An architectural principle known as protocol layering is widely recognized as one of the foundations of the Internet’s success. In addition, some scholars and industry participants have urged using the layers model as a central organizing principle for regulatory policy. Despite its importance as a concept, a comprehensive analysis of protocol layering and its implications for Internet policy has yet to appear in the literature. This Article attempts to correct this omission. It begins with a detailed description of the way the five-layer model developed, introducing protocol layering’s central features, such as the division of functions across layers, information hiding, peer communication, and encapsulation. It then discusses the model’s implications for whether particular functions are performed at the edge or in the core of the network, contrasts the model with the way that layering has been depicted in the legal commentary, and analyzes attempts to use layering as a basis for competition policy. Next the Article identifies certain emerging features of the Internet that are placing pressure on the layered model, including WiFi routers, network-based security, modern routing protocols, and wireless broadband. These developments illustrate how every architecture inevitably limits functionality as well as the architecture’s ability to evolve over time in response to changes in the technological and economic environment. Together these considerations support adopting a more dynamic perspective on layering and caution against using layers as a basis for a regulatory mandate for fear of cementing the existing technology into place in a way that prevents the network from innovating and evolving in response to shifts in the underlying technology and consumer demand.Van Hoboken, Joris V. J., Arnbak, Axel and Van Eijk, Nico, Obscured by Clouds or How to Address Governmental Access to Cloud Data from Abroad (June 9, 2013).
Transnational surveillance is obscured by the cloud. U.S. foreign intelligence law provides a wide and relatively unchecked possibility of access to data from Europeans and other foreigners. The amendments to the Foreign Intelligence Surveillance Act in 50 USC 1881a (section 702) are of particular concern. Recent leaks around the PRISM surveillance program of the National Security Agency seem to support that these legal possibilities are used in practice on a large scale.....Skorup, Brent, Reclaiming Federal Spectrum: Proposals and Recommendations (May 28, 2013).
With the popularity of smartphones, tablets, Wi-Fi, and other wireless devices that require as an input transmissions over radio spectrum, the rising demand for bandwidth is rapidly using up the available supply of spectrum. Spectrum demand increases significantly every year with no end in sight, yet the "greenfields" of available and unallocated spectrum are gone. Redeployed spectrum must come from incumbent users.
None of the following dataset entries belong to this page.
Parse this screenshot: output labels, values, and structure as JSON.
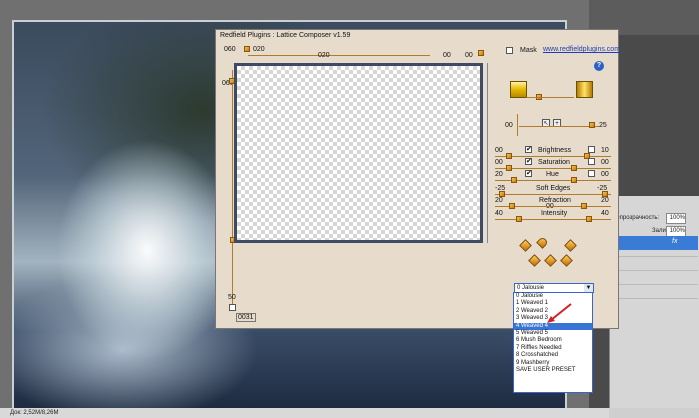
{
  "dialog": {
    "title": "Redfield Plugins : Lattice Composer v1.59",
    "mask_label": "Mask",
    "link": "www.redfieldplugins.com",
    "help": "?",
    "top_values": {
      "left": "060",
      "mid_small": "020",
      "mid": "020",
      "right1": "00",
      "right2": "00"
    },
    "left_values": {
      "top": "060",
      "bottom": "50"
    },
    "bottom_value": "0031",
    "rotate_right": "25",
    "rotate_left": "00",
    "small_buttons": [
      "↖",
      "+"
    ],
    "adjustments": [
      {
        "label": "Brightness",
        "left": "00",
        "right": "10",
        "checked": true
      },
      {
        "label": "Saturation",
        "left": "00",
        "right": "00",
        "checked": true
      },
      {
        "label": "Hue",
        "left": "20",
        "right": "00",
        "checked": true
      }
    ],
    "sliders": [
      {
        "label": "Soft Edges",
        "left": "-25",
        "right": "-25"
      },
      {
        "label": "Refraction",
        "left": "20",
        "right": "20",
        "under": "00"
      },
      {
        "label": "Intensity",
        "left": "40",
        "right": "40"
      }
    ],
    "preset": {
      "selected": "0 Jalousie",
      "options": [
        "0 Jalousie",
        "1 Weaved 1",
        "2 Weaved 2",
        "3 Weaved 3",
        "4 Weaved 4",
        "5 Weaved 5",
        "6 Mush Bedroom",
        "7 Riffles Needled",
        "8 Crosshatched",
        "9 Mashberry",
        "SAVE USER PRESET"
      ],
      "highlighted_index": 4
    }
  },
  "layers_panel": {
    "opacity_label": "Непрозрачность:",
    "opacity_value": "100%",
    "fill_label": "Заливка:",
    "fill_value": "100%",
    "fx_label": "fx"
  },
  "status_bar": {
    "text": "Док: 2,52M/8,26M"
  },
  "colors": {
    "dialog_bg": "#e7dccb",
    "accent": "#b17b2c",
    "selection": "#3875d7"
  }
}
Today, the largest holder of spectrum appropriate for mobile broadband is the federal government, which uses spectrum for a variety of military and nonmilitary uses. Federal users generally use spectrum only lightly and the inefficiencies have triggered bipartisan calls for selling the spectrum used by federal agencies to the private sector, particularly to mobile broadband carriers. To date, reclaiming federal spectrum is a painfully slow process and billions of dollars of social welfare are lost with every year of delay. This paper examines proposals for reclaiming spectrum and puts forth some best practices to ensure more efficient use of spectrum. Policymakers should consider creating a commission with authority to require the sale of spectrum so that agency-controlled spectrum is quickly and easily redeployed to its highest-valued uses. In the long run, Congress should also require agencies to pay for the spectrum they possess, just as agencies pay market prices for other inputs.Sutherland, Ewan, A Short Note on World Class Broadband (June 11, 2013).
The term world class is used in some broadband plans, as a target. Comparisons with other countries are beneficial, though not straightforward, in measuring progress. Claims about improvements to national competitiveness and economic growth are difficult to determine, given that economic rivals are following similar policies, and the effects of the use of the most recent broadband services are difficult to measure. Many countries rely on statistics that are inadequate for the task, though there are independent data (e.g. crowdsourced) that fill key gaps. Economic regulation will maximise the contribution of market players, but there is a growing recognition of the need for demand stimulation in order to reach potential silver surfers, the disabled and the very poor. Different indicators and policies are required. For a very countries broadband leadership is seen as part of a manufacturing strategy, for those aspiring to be world class, it may be sufficient to be fast followers, but this requires a wide range of initiatives supported by high quality and timely statistics.Dudley, Christie, Strange Intersections between Data Brokers and the CFAA: A Financially Supported Attack on Privacy (May 7, 2013). Available at SSRN: http://ssrn.com/abstract=2272550 or http://dx.doi.org/10.2139/ssrn.2272550